Pull every line containing "JSON" from the data.

.....

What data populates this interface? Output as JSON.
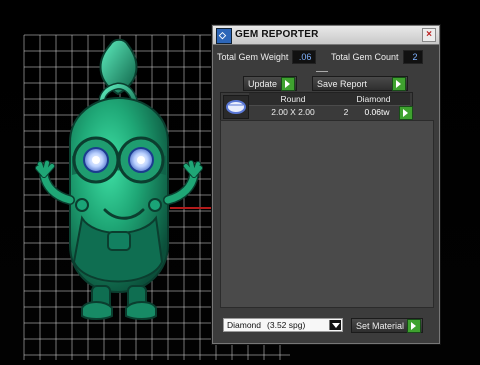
{
  "window": {
    "title": "GEM REPORTER",
    "close_glyph": "×"
  },
  "summary": {
    "total_weight_label": "Total Gem Weight",
    "total_weight_value": ".06",
    "total_count_label": "Total Gem Count",
    "total_count_value": "2"
  },
  "actions": {
    "update_label": "Update",
    "save_report_label": "Save Report",
    "set_material_label": "Set Material"
  },
  "table": {
    "headers": [
      "Round",
      "Diamond"
    ],
    "rows": [
      {
        "size": "2.00 X 2.00",
        "count": "2",
        "weight": "0.06tw"
      }
    ]
  },
  "material": {
    "selected": "Diamond",
    "detail": "(3.52 spg)"
  },
  "icons": {
    "app": "gem-icon",
    "gem_row": "gem-thumbnail-icon",
    "action": "play-arrow-icon"
  },
  "colors": {
    "figure": "#1fa776",
    "grid": "#d6d6d6",
    "accent_button": "#3fa22f",
    "value_text": "#7fb2ff"
  }
}
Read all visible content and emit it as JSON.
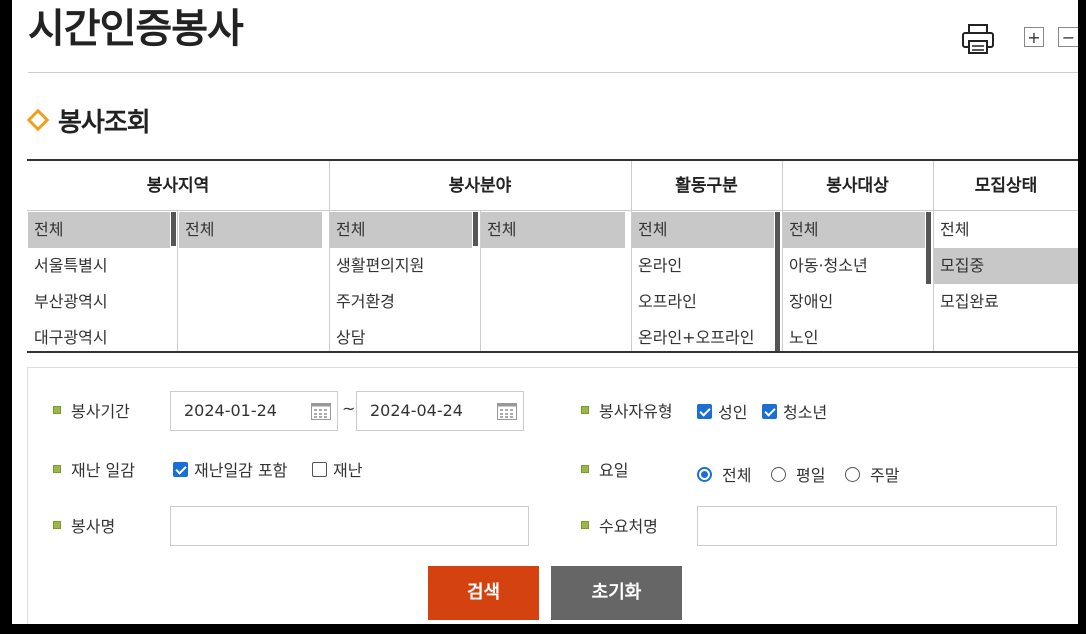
{
  "page": {
    "title": "시간인증봉사"
  },
  "toolbar": {
    "zoom_in": "+",
    "zoom_out": "−"
  },
  "section": {
    "title": "봉사조회"
  },
  "filters": {
    "region": {
      "header": "봉사지역",
      "items": [
        "전체",
        "서울특별시",
        "부산광역시",
        "대구광역시"
      ],
      "sub_items": [
        "전체"
      ]
    },
    "field": {
      "header": "봉사분야",
      "items": [
        "전체",
        "생활편의지원",
        "주거환경",
        "상담"
      ],
      "sub_items": [
        "전체"
      ]
    },
    "activity": {
      "header": "활동구분",
      "items": [
        "전체",
        "온라인",
        "오프라인",
        "온라인+오프라인"
      ]
    },
    "target": {
      "header": "봉사대상",
      "items": [
        "전체",
        "아동·청소년",
        "장애인",
        "노인"
      ]
    },
    "status": {
      "header": "모집상태",
      "items": [
        "전체",
        "모집중",
        "모집완료"
      ]
    }
  },
  "form": {
    "period": {
      "label": "봉사기간",
      "start": "2024-01-24",
      "separator": "~",
      "end": "2024-04-24"
    },
    "volunteer_type": {
      "label": "봉사자유형",
      "adult": "성인",
      "youth": "청소년"
    },
    "disaster": {
      "label": "재난 일감",
      "include": "재난일감 포함",
      "only": "재난"
    },
    "day": {
      "label": "요일",
      "all": "전체",
      "weekday": "평일",
      "weekend": "주말"
    },
    "name": {
      "label": "봉사명",
      "value": ""
    },
    "org": {
      "label": "수요처명",
      "value": ""
    }
  },
  "buttons": {
    "search": "검색",
    "reset": "초기화"
  },
  "colors": {
    "search_button": "#d4420f",
    "reset_button": "#666666",
    "accent_diamond": "#f0a020",
    "checkbox": "#1a6fd6"
  }
}
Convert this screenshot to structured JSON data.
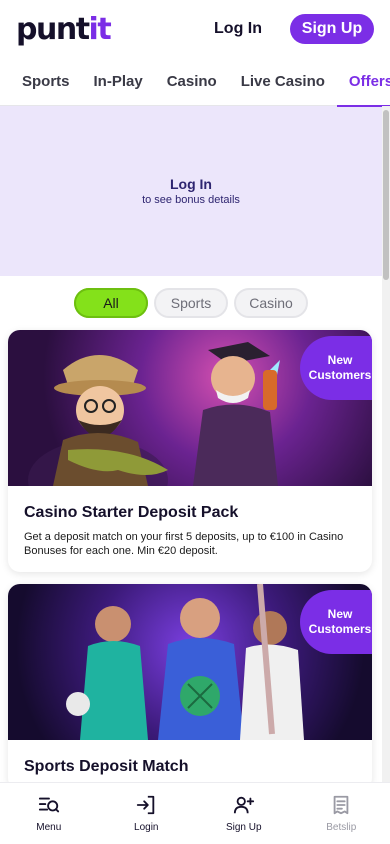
{
  "header": {
    "logo_main": "punt",
    "logo_accent": "it",
    "login_label": "Log In",
    "signup_label": "Sign Up"
  },
  "nav": {
    "tabs": [
      {
        "label": "Sports"
      },
      {
        "label": "In-Play"
      },
      {
        "label": "Casino"
      },
      {
        "label": "Live Casino"
      },
      {
        "label": "Offers"
      }
    ],
    "active": "Offers"
  },
  "login_banner": {
    "title": "Log In",
    "subtitle": "to see bonus details"
  },
  "filters": {
    "all": "All",
    "sports": "Sports",
    "casino": "Casino",
    "selected": "All"
  },
  "offers": [
    {
      "badge_line1": "New",
      "badge_line2": "Customers",
      "title": "Casino Starter Deposit Pack",
      "description": "Get a deposit match on your first 5 deposits, up to €100 in Casino Bonuses for each one. Min €20 deposit."
    },
    {
      "badge_line1": "New",
      "badge_line2": "Customers",
      "title": "Sports Deposit Match",
      "description": ""
    }
  ],
  "bottom_nav": {
    "menu": "Menu",
    "login": "Login",
    "signup": "Sign Up",
    "betslip": "Betslip"
  },
  "colors": {
    "brand": "#7b2ee6",
    "accent_green": "#84e11a",
    "banner_bg": "#ece6fb"
  }
}
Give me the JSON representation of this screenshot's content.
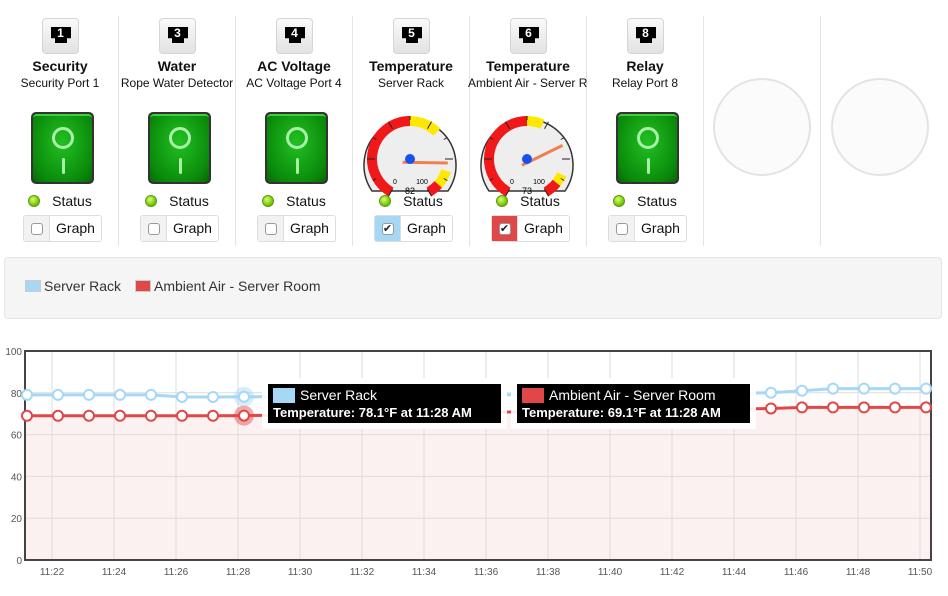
{
  "devices": [
    {
      "port": "1",
      "title": "Security",
      "subtitle": "Security Port 1",
      "type": "switch",
      "status": "Status",
      "graph": "Graph",
      "checked": false
    },
    {
      "port": "3",
      "title": "Water",
      "subtitle": "Rope Water Detector",
      "type": "switch",
      "status": "Status",
      "graph": "Graph",
      "checked": false
    },
    {
      "port": "4",
      "title": "AC Voltage",
      "subtitle": "AC Voltage Port 4",
      "type": "switch",
      "status": "Status",
      "graph": "Graph",
      "checked": false
    },
    {
      "port": "5",
      "title": "Temperature",
      "subtitle": "Server Rack",
      "type": "gauge",
      "value": 82,
      "min_label": "0",
      "max_label": "100",
      "bands": [
        [
          "red",
          0,
          50
        ],
        [
          "yellow",
          50,
          65
        ],
        [
          "yellow",
          86,
          94
        ],
        [
          "red",
          94,
          100
        ]
      ],
      "status": "Status",
      "graph": "Graph",
      "checked": true,
      "check_color": "#a6d8f5"
    },
    {
      "port": "6",
      "title": "Temperature",
      "subtitle": "Ambient Air - Server Room",
      "type": "gauge",
      "value": 73,
      "min_label": "0",
      "max_label": "100",
      "bands": [
        [
          "red",
          0,
          50
        ],
        [
          "yellow",
          50,
          58
        ],
        [
          "yellow",
          88,
          93
        ],
        [
          "red",
          93,
          100
        ]
      ],
      "status": "Status",
      "graph": "Graph",
      "checked": true,
      "check_color": "#e04848"
    },
    {
      "port": "8",
      "title": "Relay",
      "subtitle": "Relay Port 8",
      "type": "switch",
      "status": "Status",
      "graph": "Graph",
      "checked": false
    }
  ],
  "legend": [
    {
      "name": "Server Rack",
      "color": "#a6d8f5"
    },
    {
      "name": "Ambient Air - Server Room",
      "color": "#e04848"
    }
  ],
  "tooltips": [
    {
      "series": "Server Rack",
      "color": "#a6d8f5",
      "text": "Temperature: 78.1°F at 11:28 AM"
    },
    {
      "series": "Ambient Air - Server Room",
      "color": "#e04848",
      "text": "Temperature: 69.1°F at 11:28 AM"
    }
  ],
  "chart_data": {
    "type": "line",
    "ylim": [
      0,
      100
    ],
    "yticks": [
      "0",
      "20",
      "40",
      "60",
      "80",
      "100"
    ],
    "xticks": [
      "11:22",
      "11:24",
      "11:26",
      "11:28",
      "11:30",
      "11:32",
      "11:34",
      "11:36",
      "11:38",
      "11:40",
      "11:42",
      "11:44",
      "11:46",
      "11:48",
      "11:50"
    ],
    "grid": true,
    "series": [
      {
        "name": "Server Rack",
        "color": "#a6d8f5",
        "x": [
          "11:21",
          "11:22",
          "11:23",
          "11:24",
          "11:25",
          "11:26",
          "11:27",
          "11:28",
          "11:45",
          "11:46",
          "11:47",
          "11:48",
          "11:49",
          "11:50"
        ],
        "values": [
          79,
          79,
          79,
          79,
          79,
          78,
          78,
          78.1,
          80,
          81,
          82,
          82,
          82,
          82
        ]
      },
      {
        "name": "Ambient Air - Server Room",
        "color": "#e04848",
        "x": [
          "11:21",
          "11:22",
          "11:23",
          "11:24",
          "11:25",
          "11:26",
          "11:27",
          "11:28",
          "11:45",
          "11:46",
          "11:47",
          "11:48",
          "11:49",
          "11:50"
        ],
        "values": [
          69,
          69,
          69,
          69,
          69,
          69,
          69,
          69.1,
          72.5,
          73,
          73,
          73,
          73,
          73
        ]
      }
    ]
  }
}
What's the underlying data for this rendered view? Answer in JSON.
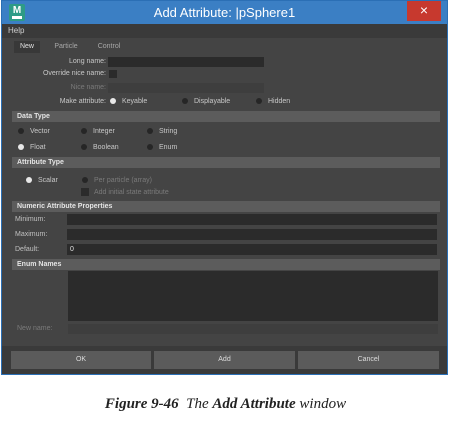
{
  "window": {
    "title": "Add Attribute: |pSphere1",
    "app_icon_letter": "M",
    "close_symbol": "×",
    "menu": [
      "Help"
    ]
  },
  "tabs": [
    "New",
    "Particle",
    "Control"
  ],
  "active_tab": "New",
  "form": {
    "long_name_label": "Long name:",
    "long_name_value": "",
    "override_nice_name_label": "Override nice name:",
    "nice_name_label": "Nice name:",
    "make_attribute_label": "Make attribute:",
    "make_attribute_options": [
      "Keyable",
      "Displayable",
      "Hidden"
    ],
    "make_attribute_selected": "Keyable"
  },
  "data_type": {
    "header": "Data Type",
    "options": [
      "Vector",
      "Integer",
      "String",
      "Float",
      "Boolean",
      "Enum"
    ],
    "selected": "Float"
  },
  "attribute_type": {
    "header": "Attribute Type",
    "scalar_label": "Scalar",
    "per_particle_label": "Per particle (array)",
    "add_initial_state_label": "Add initial state attribute",
    "selected": "Scalar"
  },
  "numeric": {
    "header": "Numeric Attribute Properties",
    "minimum_label": "Minimum:",
    "maximum_label": "Maximum:",
    "default_label": "Default:",
    "default_value": "0"
  },
  "enum": {
    "header": "Enum Names",
    "new_name_label": "New name:"
  },
  "buttons": {
    "ok": "OK",
    "add": "Add",
    "cancel": "Cancel"
  },
  "caption": {
    "figure": "Figure 9-46",
    "text_before": "The",
    "text_bold": "Add Attribute",
    "text_after": "window"
  },
  "colors": {
    "titlebar": "#3b7fc4",
    "close": "#c7392e",
    "panel": "#444444",
    "section": "#5c5c5c"
  }
}
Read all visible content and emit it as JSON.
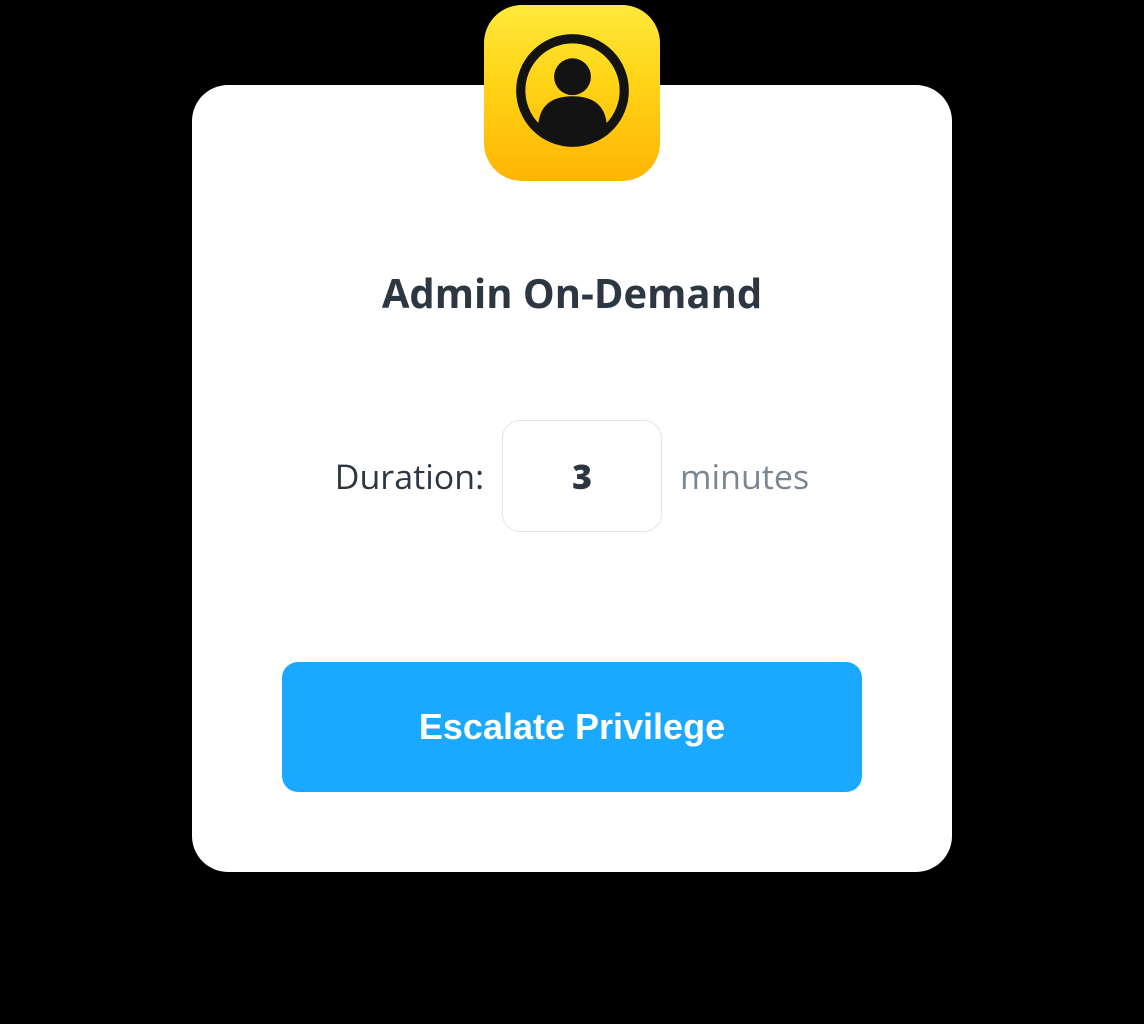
{
  "header": {
    "icon_name": "person-circle-icon"
  },
  "title": "Admin On-Demand",
  "duration": {
    "label": "Duration:",
    "value": "3",
    "unit": "minutes"
  },
  "actions": {
    "escalate_label": "Escalate Privilege"
  },
  "colors": {
    "brand": "#1aa9ff",
    "icon_bg_top": "#ffe93c",
    "icon_bg_bottom": "#ffb502",
    "text_dark": "#2c3742",
    "text_light": "#7a8691"
  }
}
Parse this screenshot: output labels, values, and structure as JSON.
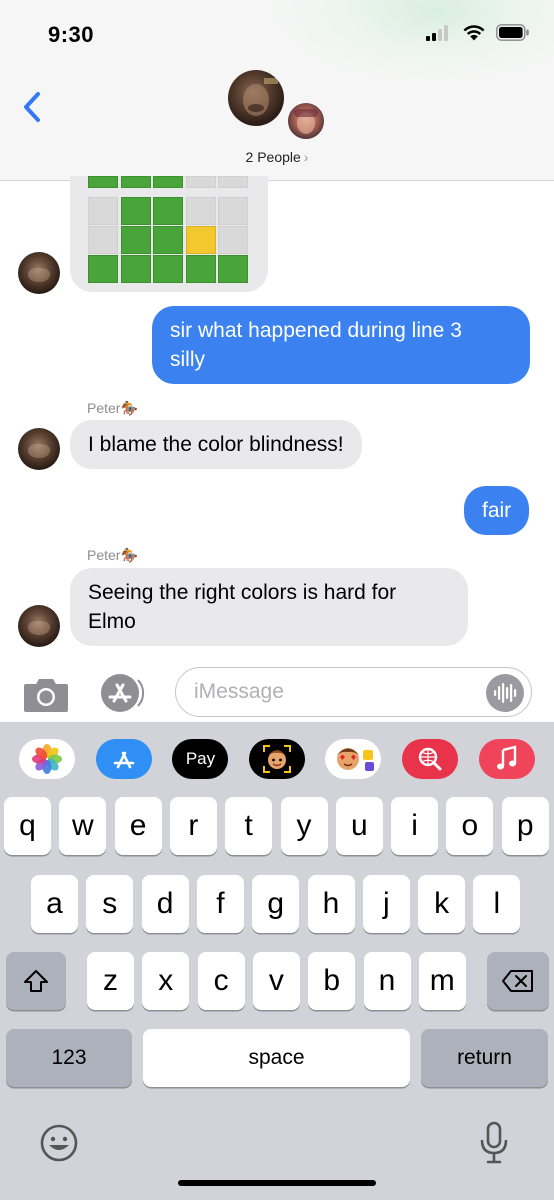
{
  "status_bar": {
    "time": "9:30",
    "icons": [
      "cellular-signal-icon",
      "wifi-icon",
      "battery-icon"
    ]
  },
  "header": {
    "back_icon": "chevron-left-icon",
    "group_label": "2 People",
    "group_chevron": "›"
  },
  "messages": [
    {
      "type": "image",
      "direction": "incoming",
      "content": "wordle-grid"
    },
    {
      "type": "text",
      "direction": "outgoing",
      "lines": [
        "sir what happened during line 3",
        "silly"
      ]
    },
    {
      "type": "text",
      "direction": "incoming",
      "sender": "Peter🏇",
      "lines": [
        "I blame the color blindness!"
      ]
    },
    {
      "type": "text",
      "direction": "outgoing",
      "lines": [
        "fair"
      ]
    },
    {
      "type": "text",
      "direction": "incoming",
      "sender": "Peter🏇",
      "lines": [
        "Seeing the right colors is hard for",
        "Elmo"
      ]
    }
  ],
  "wordle_grid_visible_rows": [
    [
      "G",
      "G",
      "G",
      "E",
      "E"
    ],
    [
      "E",
      "G",
      "G",
      "E",
      "E"
    ],
    [
      "E",
      "G",
      "G",
      "Y",
      "E"
    ],
    [
      "G",
      "G",
      "G",
      "G",
      "G"
    ]
  ],
  "colors": {
    "outgoing_bubble": "#3b82f0",
    "incoming_bubble": "#e9e9eb",
    "wordle_green": "#49a53a",
    "wordle_yellow": "#f2c82e",
    "ios_blue": "#3478f6"
  },
  "composer": {
    "placeholder": "iMessage",
    "camera_icon": "camera-icon",
    "apps_icon": "app-store-icon",
    "audio_icon": "audio-waveform-icon"
  },
  "app_strip": {
    "apple_pay_label": "Pay",
    "apple_pay_glyph": "",
    "icons": [
      "photos-icon",
      "app-store-icon",
      "apple-pay-icon",
      "memoji-icon",
      "animoji-stickers-icon",
      "web-search-icon",
      "music-icon"
    ]
  },
  "keyboard": {
    "row1": [
      "q",
      "w",
      "e",
      "r",
      "t",
      "y",
      "u",
      "i",
      "o",
      "p"
    ],
    "row2": [
      "a",
      "s",
      "d",
      "f",
      "g",
      "h",
      "j",
      "k",
      "l"
    ],
    "row3": [
      "z",
      "x",
      "c",
      "v",
      "b",
      "n",
      "m"
    ],
    "numbers": "123",
    "space": "space",
    "return": "return",
    "shift_icon": "shift-icon",
    "delete_icon": "delete-icon",
    "emoji_icon": "emoji-icon",
    "dictation_icon": "microphone-icon"
  }
}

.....

## Solved exercise
What data populates this interface? Output as JSON.
Read all visible content and emit it as JSON.
Convert this screenshot to structured JSON data.
Give me the JSON representation of this screenshot's content.
What's the underlying data for this rendered view? Answer in JSON.
Read all visible content and emit it as JSON.
Parse this screenshot: output labels, values, and structure as JSON.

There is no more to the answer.